Iowa Democrats are increasingly worried the state party may not be prepared for the caucuses on 1 February, putting Iowa’s first-in-the-nation status at risk. With a little more than 80 days left, a number of top Democrats in the state expressed their concerns to the Guardian that the party has not done the work necessary to ensure that the caucuses, run solely by the Iowa Democratic party, will go smoothly. Iowa Democrats described growing anxiety over a state party they said was drifting and unprepared to organize in 1,681 precincts to ensure the result of the contest to pick Iowa’s choice for the Democratic presidential nomination is promptly reported.
In 2012, no winner was declared in the Republican caucuses for almost three weeks because of problems reporting accurate results. The state Republican party eventually announced that Rick Santorum had beaten Mitt Romney. There are mounting fears that the Democratic caucuses in 2016 may go the same way.
The Iowa Democrats who spoke to the Guardian agreed that such a bungle would lead to the state losing its first-in-the nation status, which has long been under threat by some within the national party who argue that a caucus is less democratic than a primary and that Iowa is not sufficiently diverse to represent the American public.

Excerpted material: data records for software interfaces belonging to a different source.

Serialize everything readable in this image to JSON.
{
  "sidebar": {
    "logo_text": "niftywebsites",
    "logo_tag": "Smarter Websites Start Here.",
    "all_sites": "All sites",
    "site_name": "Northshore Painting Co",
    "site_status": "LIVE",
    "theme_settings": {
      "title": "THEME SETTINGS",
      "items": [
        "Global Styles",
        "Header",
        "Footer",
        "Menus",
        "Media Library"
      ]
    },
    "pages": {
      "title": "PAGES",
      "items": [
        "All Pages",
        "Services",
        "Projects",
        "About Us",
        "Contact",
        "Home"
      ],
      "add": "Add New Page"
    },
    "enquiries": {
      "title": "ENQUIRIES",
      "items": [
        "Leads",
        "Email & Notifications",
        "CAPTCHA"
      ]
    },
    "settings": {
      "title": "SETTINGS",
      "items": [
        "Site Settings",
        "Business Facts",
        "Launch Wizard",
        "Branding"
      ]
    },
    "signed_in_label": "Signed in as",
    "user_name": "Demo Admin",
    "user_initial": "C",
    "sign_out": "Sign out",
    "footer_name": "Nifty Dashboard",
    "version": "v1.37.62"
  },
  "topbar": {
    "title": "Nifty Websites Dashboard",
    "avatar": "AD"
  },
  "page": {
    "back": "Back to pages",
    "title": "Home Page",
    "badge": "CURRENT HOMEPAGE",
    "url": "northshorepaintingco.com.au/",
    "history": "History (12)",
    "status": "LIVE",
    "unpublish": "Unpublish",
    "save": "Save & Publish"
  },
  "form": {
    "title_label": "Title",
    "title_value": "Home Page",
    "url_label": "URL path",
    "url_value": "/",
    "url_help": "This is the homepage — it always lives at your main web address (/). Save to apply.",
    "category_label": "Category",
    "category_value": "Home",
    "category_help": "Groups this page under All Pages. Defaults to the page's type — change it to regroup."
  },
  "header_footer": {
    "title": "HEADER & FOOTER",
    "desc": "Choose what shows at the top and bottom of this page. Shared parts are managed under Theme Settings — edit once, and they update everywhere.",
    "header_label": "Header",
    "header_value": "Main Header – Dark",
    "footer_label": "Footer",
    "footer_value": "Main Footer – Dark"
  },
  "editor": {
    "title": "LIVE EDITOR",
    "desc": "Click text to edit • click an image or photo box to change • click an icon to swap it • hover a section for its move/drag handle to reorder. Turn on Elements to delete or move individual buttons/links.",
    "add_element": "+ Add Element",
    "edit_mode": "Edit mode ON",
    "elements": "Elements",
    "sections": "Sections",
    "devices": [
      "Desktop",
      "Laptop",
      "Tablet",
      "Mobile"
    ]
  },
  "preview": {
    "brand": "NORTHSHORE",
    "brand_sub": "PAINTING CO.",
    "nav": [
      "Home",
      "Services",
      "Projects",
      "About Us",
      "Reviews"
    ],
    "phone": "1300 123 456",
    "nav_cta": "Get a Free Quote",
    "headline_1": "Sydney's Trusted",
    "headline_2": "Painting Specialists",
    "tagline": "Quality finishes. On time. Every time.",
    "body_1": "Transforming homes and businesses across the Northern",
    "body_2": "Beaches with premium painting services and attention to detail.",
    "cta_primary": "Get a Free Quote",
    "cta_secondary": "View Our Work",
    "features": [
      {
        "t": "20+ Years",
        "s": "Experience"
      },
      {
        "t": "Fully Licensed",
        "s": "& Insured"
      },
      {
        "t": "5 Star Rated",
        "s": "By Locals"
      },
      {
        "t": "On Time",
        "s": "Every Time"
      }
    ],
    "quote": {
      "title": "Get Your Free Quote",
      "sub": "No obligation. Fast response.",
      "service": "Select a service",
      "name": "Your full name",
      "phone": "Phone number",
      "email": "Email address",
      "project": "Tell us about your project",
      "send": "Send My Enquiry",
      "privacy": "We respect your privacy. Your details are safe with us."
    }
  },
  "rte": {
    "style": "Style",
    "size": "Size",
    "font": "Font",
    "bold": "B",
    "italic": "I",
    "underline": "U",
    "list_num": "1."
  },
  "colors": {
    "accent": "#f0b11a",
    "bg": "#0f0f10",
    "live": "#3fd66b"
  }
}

Iowa Democrats had already adjusted their rules for 2016, to allow members of the military to participate from overseas and to allow satellite caucus locations for voters who must work or are otherwise unable to get to their precincts.